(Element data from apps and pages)

>>>

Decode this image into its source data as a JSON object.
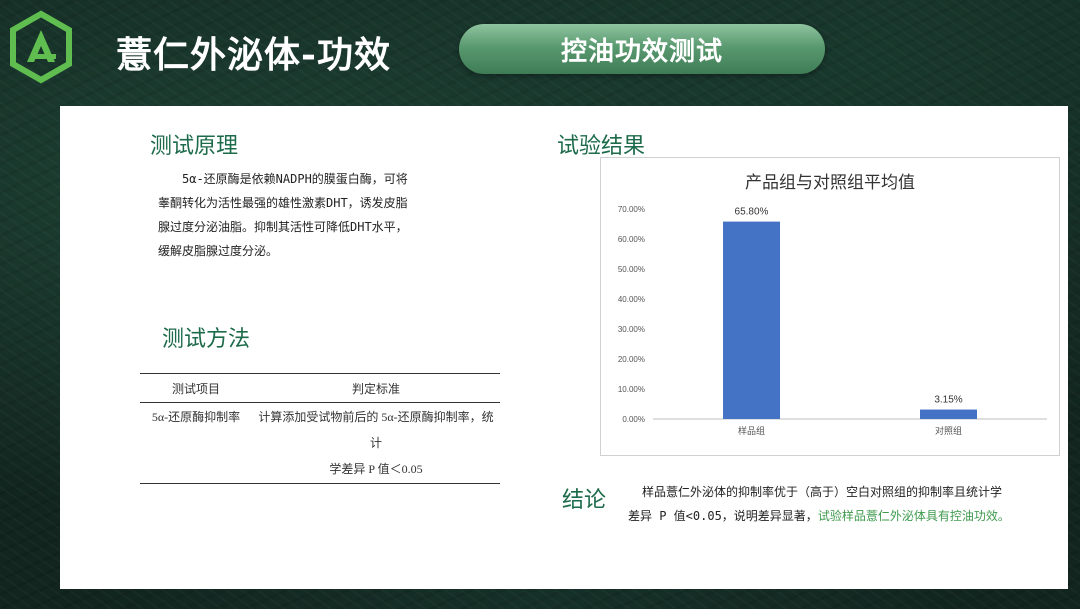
{
  "header": {
    "title": "薏仁外泌体-功效",
    "pill_label": "控油功效测试"
  },
  "colors": {
    "accent_green": "#1d6b4a",
    "bar_blue": "#4472c4",
    "highlight_green": "#3f9a4e"
  },
  "principle": {
    "heading": "测试原理",
    "lines": [
      "5α-还原酶是依赖NADPH的膜蛋白酶，可将",
      "睾酮转化为活性最强的雄性激素DHT，诱发皮脂",
      "腺过度分泌油脂。抑制其活性可降低DHT水平，",
      "缓解皮脂腺过度分泌。"
    ]
  },
  "method": {
    "heading": "测试方法",
    "table": {
      "headers": [
        "测试项目",
        "判定标准"
      ],
      "rows": [
        {
          "item": "5α-还原酶抑制率",
          "criteria_line1": "计算添加受试物前后的 5α-还原酶抑制率，统计",
          "criteria_line2": "学差异 P 值＜0.05"
        }
      ]
    }
  },
  "results": {
    "heading": "试验结果"
  },
  "chart_data": {
    "type": "bar",
    "title": "产品组与对照组平均值",
    "categories": [
      "样品组",
      "对照组"
    ],
    "values": [
      65.8,
      3.15
    ],
    "data_labels": [
      "65.80%",
      "3.15%"
    ],
    "ylim": [
      0,
      70
    ],
    "yticks": [
      "0.00%",
      "10.00%",
      "20.00%",
      "30.00%",
      "40.00%",
      "50.00%",
      "60.00%",
      "70.00%"
    ],
    "grid": false,
    "xlabel": "",
    "ylabel": ""
  },
  "conclusion": {
    "heading": "结论",
    "line1": "样品薏仁外泌体的抑制率优于（高于）空白对照组的抑制率且统计学",
    "line2_plain": "差异 P 值<0.05，说明差异显著，",
    "line2_highlight": "试验样品薏仁外泌体具有控油功效。"
  }
}
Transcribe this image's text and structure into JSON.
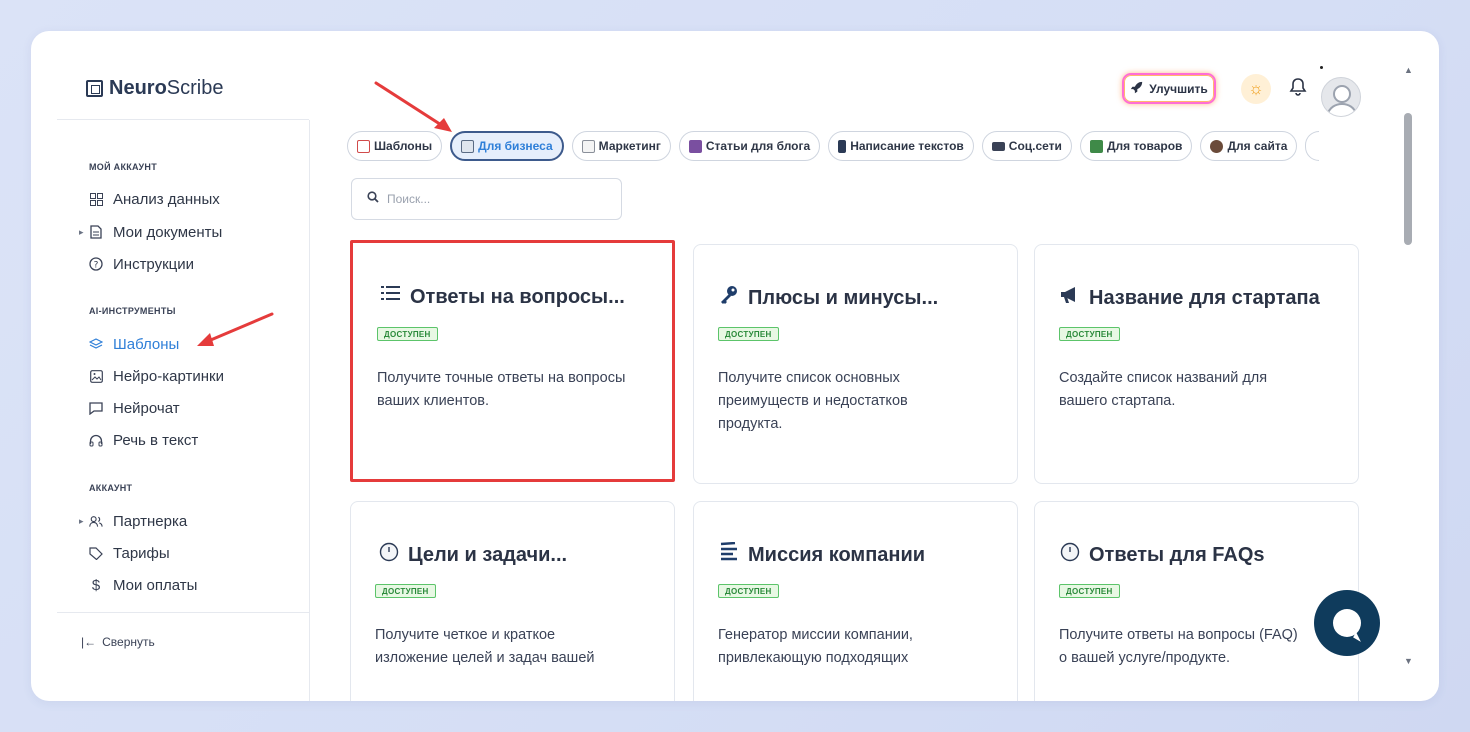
{
  "app": {
    "logo_bold": "Neuro",
    "logo_light": "Scribe"
  },
  "header": {
    "upgrade_label": "Улучшить",
    "theme_icon": "sun-icon",
    "bell_icon": "bell-icon"
  },
  "sidebar": {
    "sections": [
      {
        "label": "МОЙ АККАУНТ",
        "items": [
          {
            "label": "Анализ данных",
            "icon": "grid-icon"
          },
          {
            "label": "Мои документы",
            "icon": "document-icon",
            "caret": true
          },
          {
            "label": "Инструкции",
            "icon": "help-circle-icon"
          }
        ]
      },
      {
        "label": "AI-ИНСТРУМЕНТЫ",
        "items": [
          {
            "label": "Шаблоны",
            "icon": "layers-icon",
            "active": true
          },
          {
            "label": "Нейро-картинки",
            "icon": "image-icon"
          },
          {
            "label": "Нейрочат",
            "icon": "chat-icon"
          },
          {
            "label": "Речь в текст",
            "icon": "headphones-icon"
          }
        ]
      },
      {
        "label": "АККАУНТ",
        "items": [
          {
            "label": "Партнерка",
            "icon": "users-icon",
            "caret": true
          },
          {
            "label": "Тарифы",
            "icon": "tag-icon"
          },
          {
            "label": "Мои оплаты",
            "icon": "dollar-icon"
          }
        ]
      }
    ],
    "collapse_label": "Свернуть"
  },
  "categories": [
    {
      "label": "Шаблоны",
      "icon_color": "#d14b4b"
    },
    {
      "label": "Для бизнеса",
      "icon_color": "#5a6b84",
      "active": true
    },
    {
      "label": "Маркетинг",
      "icon_color": "#8a8f99"
    },
    {
      "label": "Статьи для блога",
      "icon_color": "#7a4fa0"
    },
    {
      "label": "Написание текстов",
      "icon_color": "#2b3a55"
    },
    {
      "label": "Соц.сети",
      "icon_color": "#3a4256"
    },
    {
      "label": "Для товаров",
      "icon_color": "#3f8a48"
    },
    {
      "label": "Для сайта",
      "icon_color": "#6b4b3a"
    }
  ],
  "search": {
    "placeholder": "Поиск..."
  },
  "cards": [
    {
      "title": "Ответы на вопросы...",
      "icon": "list-icon",
      "badge": "ДОСТУПЕН",
      "desc": "Получите точные ответы на вопросы ваших клиентов.",
      "highlight": true
    },
    {
      "title": "Плюсы и минусы...",
      "icon": "key-icon",
      "badge": "ДОСТУПЕН",
      "desc": "Получите список основных преимуществ и недостатков продукта."
    },
    {
      "title": "Название для стартапа",
      "icon": "megaphone-icon",
      "badge": "ДОСТУПЕН",
      "desc": "Создайте список названий для вашего стартапа."
    },
    {
      "title": "Цели и задачи...",
      "icon": "clock-icon",
      "badge": "ДОСТУПЕН",
      "desc": "Получите четкое и краткое изложение целей и задач вашей"
    },
    {
      "title": "Миссия компании",
      "icon": "lines-icon",
      "badge": "ДОСТУПЕН",
      "desc": "Генератор миссии компании, привлекающую подходящих"
    },
    {
      "title": "Ответы для FAQs",
      "icon": "clock-icon",
      "badge": "ДОСТУПЕН",
      "desc": "Получите ответы на вопросы (FAQ) о вашей услуге/продукте."
    }
  ],
  "annotation_color": "#e53b3b"
}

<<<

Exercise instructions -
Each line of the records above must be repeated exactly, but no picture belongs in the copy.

Output for this task -
Decode this image into its source data as a JSON object.
{
  "header": {
    "title": "薏仁外泌体-功效",
    "pill_label": "控油功效测试"
  },
  "colors": {
    "accent_green": "#1d6b4a",
    "bar_blue": "#4472c4",
    "highlight_green": "#3f9a4e"
  },
  "principle": {
    "heading": "测试原理",
    "lines": [
      "5α-还原酶是依赖NADPH的膜蛋白酶，可将",
      "睾酮转化为活性最强的雄性激素DHT，诱发皮脂",
      "腺过度分泌油脂。抑制其活性可降低DHT水平，",
      "缓解皮脂腺过度分泌。"
    ]
  },
  "method": {
    "heading": "测试方法",
    "table": {
      "headers": [
        "测试项目",
        "判定标准"
      ],
      "rows": [
        {
          "item": "5α-还原酶抑制率",
          "criteria_line1": "计算添加受试物前后的 5α-还原酶抑制率，统计",
          "criteria_line2": "学差异 P 值＜0.05"
        }
      ]
    }
  },
  "results": {
    "heading": "试验结果"
  },
  "chart_data": {
    "type": "bar",
    "title": "产品组与对照组平均值",
    "categories": [
      "样品组",
      "对照组"
    ],
    "values": [
      65.8,
      3.15
    ],
    "data_labels": [
      "65.80%",
      "3.15%"
    ],
    "ylim": [
      0,
      70
    ],
    "yticks": [
      "0.00%",
      "10.00%",
      "20.00%",
      "30.00%",
      "40.00%",
      "50.00%",
      "60.00%",
      "70.00%"
    ],
    "grid": false,
    "xlabel": "",
    "ylabel": ""
  },
  "conclusion": {
    "heading": "结论",
    "line1": "样品薏仁外泌体的抑制率优于（高于）空白对照组的抑制率且统计学",
    "line2_plain": "差异 P 值<0.05，说明差异显著，",
    "line2_highlight": "试验样品薏仁外泌体具有控油功效。"
  }
}
Transcribe this image's text and structure into JSON.
{
  "app": {
    "logo_bold": "Neuro",
    "logo_light": "Scribe"
  },
  "header": {
    "upgrade_label": "Улучшить",
    "theme_icon": "sun-icon",
    "bell_icon": "bell-icon"
  },
  "sidebar": {
    "sections": [
      {
        "label": "МОЙ АККАУНТ",
        "items": [
          {
            "label": "Анализ данных",
            "icon": "grid-icon"
          },
          {
            "label": "Мои документы",
            "icon": "document-icon",
            "caret": true
          },
          {
            "label": "Инструкции",
            "icon": "help-circle-icon"
          }
        ]
      },
      {
        "label": "AI-ИНСТРУМЕНТЫ",
        "items": [
          {
            "label": "Шаблоны",
            "icon": "layers-icon",
            "active": true
          },
          {
            "label": "Нейро-картинки",
            "icon": "image-icon"
          },
          {
            "label": "Нейрочат",
            "icon": "chat-icon"
          },
          {
            "label": "Речь в текст",
            "icon": "headphones-icon"
          }
        ]
      },
      {
        "label": "АККАУНТ",
        "items": [
          {
            "label": "Партнерка",
            "icon": "users-icon",
            "caret": true
          },
          {
            "label": "Тарифы",
            "icon": "tag-icon"
          },
          {
            "label": "Мои оплаты",
            "icon": "dollar-icon"
          }
        ]
      }
    ],
    "collapse_label": "Свернуть"
  },
  "categories": [
    {
      "label": "Шаблоны",
      "icon_color": "#d14b4b"
    },
    {
      "label": "Для бизнеса",
      "icon_color": "#5a6b84",
      "active": true
    },
    {
      "label": "Маркетинг",
      "icon_color": "#8a8f99"
    },
    {
      "label": "Статьи для блога",
      "icon_color": "#7a4fa0"
    },
    {
      "label": "Написание текстов",
      "icon_color": "#2b3a55"
    },
    {
      "label": "Соц.сети",
      "icon_color": "#3a4256"
    },
    {
      "label": "Для товаров",
      "icon_color": "#3f8a48"
    },
    {
      "label": "Для сайта",
      "icon_color": "#6b4b3a"
    }
  ],
  "search": {
    "placeholder": "Поиск..."
  },
  "cards": [
    {
      "title": "Ответы на вопросы...",
      "icon": "list-icon",
      "badge": "ДОСТУПЕН",
      "desc": "Получите точные ответы на вопросы ваших клиентов.",
      "highlight": true
    },
    {
      "title": "Плюсы и минусы...",
      "icon": "key-icon",
      "badge": "ДОСТУПЕН",
      "desc": "Получите список основных преимуществ и недостатков продукта."
    },
    {
      "title": "Название для стартапа",
      "icon": "megaphone-icon",
      "badge": "ДОСТУПЕН",
      "desc": "Создайте список названий для вашего стартапа."
    },
    {
      "title": "Цели и задачи...",
      "icon": "clock-icon",
      "badge": "ДОСТУПЕН",
      "desc": "Получите четкое и краткое изложение целей и задач вашей"
    },
    {
      "title": "Миссия компании",
      "icon": "lines-icon",
      "badge": "ДОСТУПЕН",
      "desc": "Генератор миссии компании, привлекающую подходящих"
    },
    {
      "title": "Ответы для FAQs",
      "icon": "clock-icon",
      "badge": "ДОСТУПЕН",
      "desc": "Получите ответы на вопросы (FAQ) о вашей услуге/продукте."
    }
  ],
  "annotation_color": "#e53b3b"
}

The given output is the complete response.